Exiled in Spain for the second time in less than ten years, José Martí managed to escape.
He went to Venezuela, where he continued to work for the independence of the Latin American peoples.
It was also there that he wrote the famous poem “Guantanamera”, taken from the collection “Versos sencillos”.
He then moved to New York.
In 1892, he was elected “delegado” of the Partido Revolucionario Cubano.
Surrounded by Cuban independence fighters in exile, he began to plan the invasion of Cuba from New York.
Death in Cuba
The invasion was launched in 1895.
Accompanied by exiled revolutionaries, Martí joined General Máximo Gómez in Santo Domingo.
They landed in Cuba where they met up with the famous General Antonio Maceo, another leading figure of the Cuban war of independence, and his army.
José Martí was appointed “major general of the liberation army”, but died a few months later at the battle of Dos Rios, the first battle fought against the Spaniards.
The war of independence lasted from 1895 to 1898 and ended with the victory of the Cuban liberation army, thanks to the decisive support of the American army.
Cuba then came under the domination of the United States, before obtaining its independence in 1902, and then again under American control from 1905 to 1909.
To go further
If you are intrigued and want to know more about José Marti, we recommend you read José Marti.
The freedom of Cuba and Latin America.
And to discover the poetic work of José Marti: Vers Libres.
José Martí, a key figure in Cuban independence, was the great theoretician of Latin American anti-colonialism in the 19th century.
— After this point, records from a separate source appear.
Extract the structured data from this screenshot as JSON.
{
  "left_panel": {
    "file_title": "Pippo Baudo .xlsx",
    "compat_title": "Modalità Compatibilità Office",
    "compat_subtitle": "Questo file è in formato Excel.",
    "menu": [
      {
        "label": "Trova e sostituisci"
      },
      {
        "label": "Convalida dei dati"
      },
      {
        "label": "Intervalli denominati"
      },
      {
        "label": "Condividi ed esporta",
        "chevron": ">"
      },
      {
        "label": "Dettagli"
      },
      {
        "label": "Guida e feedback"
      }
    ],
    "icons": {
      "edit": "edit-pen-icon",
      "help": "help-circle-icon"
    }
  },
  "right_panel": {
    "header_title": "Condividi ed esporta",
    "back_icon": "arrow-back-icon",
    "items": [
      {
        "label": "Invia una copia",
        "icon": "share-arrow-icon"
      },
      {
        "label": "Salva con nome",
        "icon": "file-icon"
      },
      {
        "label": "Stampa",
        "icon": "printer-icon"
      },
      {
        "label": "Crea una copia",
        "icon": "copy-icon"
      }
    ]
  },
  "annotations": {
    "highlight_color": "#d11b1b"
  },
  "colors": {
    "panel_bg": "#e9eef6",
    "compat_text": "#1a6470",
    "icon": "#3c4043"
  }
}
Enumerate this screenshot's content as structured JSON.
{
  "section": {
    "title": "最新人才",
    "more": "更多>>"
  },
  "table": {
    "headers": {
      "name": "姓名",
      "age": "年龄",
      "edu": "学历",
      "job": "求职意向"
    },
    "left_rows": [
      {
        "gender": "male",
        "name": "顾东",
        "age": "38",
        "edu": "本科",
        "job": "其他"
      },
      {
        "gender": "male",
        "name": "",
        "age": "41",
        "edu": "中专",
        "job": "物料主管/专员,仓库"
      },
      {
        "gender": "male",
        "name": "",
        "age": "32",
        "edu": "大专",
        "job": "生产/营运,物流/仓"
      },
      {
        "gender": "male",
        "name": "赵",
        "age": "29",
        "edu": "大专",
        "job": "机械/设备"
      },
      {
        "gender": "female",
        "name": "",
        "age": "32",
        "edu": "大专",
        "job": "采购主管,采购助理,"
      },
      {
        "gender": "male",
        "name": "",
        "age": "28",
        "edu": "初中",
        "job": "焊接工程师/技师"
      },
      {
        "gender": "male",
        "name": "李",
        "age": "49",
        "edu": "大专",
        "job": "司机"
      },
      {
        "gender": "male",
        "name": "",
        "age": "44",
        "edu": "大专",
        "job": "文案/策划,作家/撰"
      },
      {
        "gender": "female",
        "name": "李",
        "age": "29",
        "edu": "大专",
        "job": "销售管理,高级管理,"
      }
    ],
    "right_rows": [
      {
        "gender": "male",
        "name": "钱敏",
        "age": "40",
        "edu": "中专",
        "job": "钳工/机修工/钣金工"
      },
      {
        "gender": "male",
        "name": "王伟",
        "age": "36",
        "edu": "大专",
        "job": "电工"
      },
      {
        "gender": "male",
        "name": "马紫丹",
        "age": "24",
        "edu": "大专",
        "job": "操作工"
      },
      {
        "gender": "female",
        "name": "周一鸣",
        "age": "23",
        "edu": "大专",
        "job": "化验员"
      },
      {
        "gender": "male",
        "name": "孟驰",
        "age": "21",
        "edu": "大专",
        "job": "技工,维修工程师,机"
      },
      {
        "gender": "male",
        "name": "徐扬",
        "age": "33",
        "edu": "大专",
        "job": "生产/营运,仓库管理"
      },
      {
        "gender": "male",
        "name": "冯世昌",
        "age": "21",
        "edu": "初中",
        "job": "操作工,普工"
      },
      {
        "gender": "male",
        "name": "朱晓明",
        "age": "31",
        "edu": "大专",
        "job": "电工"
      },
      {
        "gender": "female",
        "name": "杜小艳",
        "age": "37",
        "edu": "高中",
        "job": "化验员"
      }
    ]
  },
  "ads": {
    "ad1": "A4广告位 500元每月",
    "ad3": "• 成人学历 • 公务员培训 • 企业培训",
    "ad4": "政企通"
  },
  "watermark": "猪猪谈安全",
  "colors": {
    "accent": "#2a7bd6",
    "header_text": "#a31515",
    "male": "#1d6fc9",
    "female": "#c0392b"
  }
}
His revolutionary thinking had a profound impact on Cuban society.
Fidel Castro presents himself as the heir of José Martí, to whom he will make more than 10 references in his famous speech “History will absolve me”.